Focus or observe how you act when you are jealous. I know I start to act unlike my sober self when the jealous face is on. I become aggressive with words and my thought process travels ten times faster than normal. I usually say something I do not mean. I become crass and do not care about the consequences of my actions. I become irritable, and put people on a hot seat unnecessarily. I try to make the excuse of “I Care, Hence Why” which is not helpful at all because there’s this sense of entitlement that our partners are our property and they’re only ours, when it is absolutely not true.
Compartmentalize. They say it’s not really a good habit to practice and I’d say in some cases, it is not good to pack your feelings in a box and ignore them like they’re not there. It is often times better to address the issue head on, but I think it’s also a good exercise to take yourself away from the person and from the situation to cool down so we can think more rationally. What I mean by compartmentalize is to keep your feelings in check, and refrain from making rash stupid decisions or actions which you won’t be able to take back once the situation has fizzled out.
Idealize. Along with compartmentalizing, you also have to take yourself away from the situation as much as you can. Having time to think things a little bit more clearly is definitely helpful. I know it can be of help as well to speak with the other person to get their perspective, but it might be better if you can work out on the issues with yourself at first. How would your sober self have reacted or responded if you weren’t jealous?

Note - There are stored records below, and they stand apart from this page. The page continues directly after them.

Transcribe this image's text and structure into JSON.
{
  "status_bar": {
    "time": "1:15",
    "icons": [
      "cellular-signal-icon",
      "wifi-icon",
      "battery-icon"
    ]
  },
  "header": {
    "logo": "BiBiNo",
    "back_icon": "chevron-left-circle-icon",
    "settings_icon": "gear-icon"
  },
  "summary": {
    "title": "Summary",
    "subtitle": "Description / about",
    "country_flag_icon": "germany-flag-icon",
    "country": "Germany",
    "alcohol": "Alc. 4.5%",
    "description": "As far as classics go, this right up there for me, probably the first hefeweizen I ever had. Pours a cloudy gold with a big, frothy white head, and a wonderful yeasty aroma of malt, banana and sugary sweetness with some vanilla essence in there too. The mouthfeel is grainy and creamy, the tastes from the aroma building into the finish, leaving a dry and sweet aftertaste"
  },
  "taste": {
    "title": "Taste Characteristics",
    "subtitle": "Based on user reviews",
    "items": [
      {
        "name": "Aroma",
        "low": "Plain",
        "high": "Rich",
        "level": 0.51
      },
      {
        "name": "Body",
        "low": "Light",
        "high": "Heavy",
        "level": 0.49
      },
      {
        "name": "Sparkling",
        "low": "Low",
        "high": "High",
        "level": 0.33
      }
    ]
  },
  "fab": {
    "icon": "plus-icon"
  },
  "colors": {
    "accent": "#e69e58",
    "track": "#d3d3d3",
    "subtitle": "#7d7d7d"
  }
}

Speak with your partner openly. In this department, I’m quite lucky enough that my boyfriend is the most understanding human being in the world and could tolerate my jealousness more than the rest of my previous partners. I can openly talk to him about what is making me jealous, or why I feel that way, or why I even act all bratty when it happens. And he understands, and he listens. Throughout this, I try to speak as honestly as I can, even if that puts me in a very vulnerable position. Even if it makes me feel like he has all the advantage after confessing my innermost wounds, I feel freer because I faced my own faults and I owned up to it.
Work on your issues. Now that you have patched things up with the person and the situation has been mended, it’s time to work on the internal issues that you have. You just have to go through the steps as often as you would like, and try to slowly work on things one-by-one. Find out what solution works best for you, and what can be changed in your life or maybe in your thought process.
Now of course, situations are always case to case basis. I’m not completely dismissing the fact that maybe there are actually situations when it is warranted to feel a little bit jealous. But that’s where the last step of my process comes in. Maybe there are things that you can change, or persons you can leave behind, so that the feeling doesn’t come back or doesn’t occur anymore.
I have had my fair share of that situation before wherein I didn’t feel at ease with the person, and that I just knew I could never ever trust him, no matter how hard I try. I had it in my gut that he is capable, and he knows he is, of breaking my trust over and over. There is an undeniable part of me that could not commit with the person because of the facts. When the relationship ended, it became clearer that the problem was the person themselves. It is no rocket science to admit that it is vital to trust the person you are with, and that is just something that was lacking in my past relationship/s.
I don’t think it is an easy feat to unlearn jealousy. Often times we talk about it in a sense of our partners not being monogamous to us. I don’t think it should be limited to that. There are more and more people nowadays who choose to be with more than one partner but still experience situations wherein they are jealous. I think jealousy comes in so many forms when it comes to relationships, and people have various definitions and reasons why they feel that way. The most important thing at the end of the day is being able to manage it as healthily as possible, and to channel that energy into something else other than potentially sabotaging your valued relationships.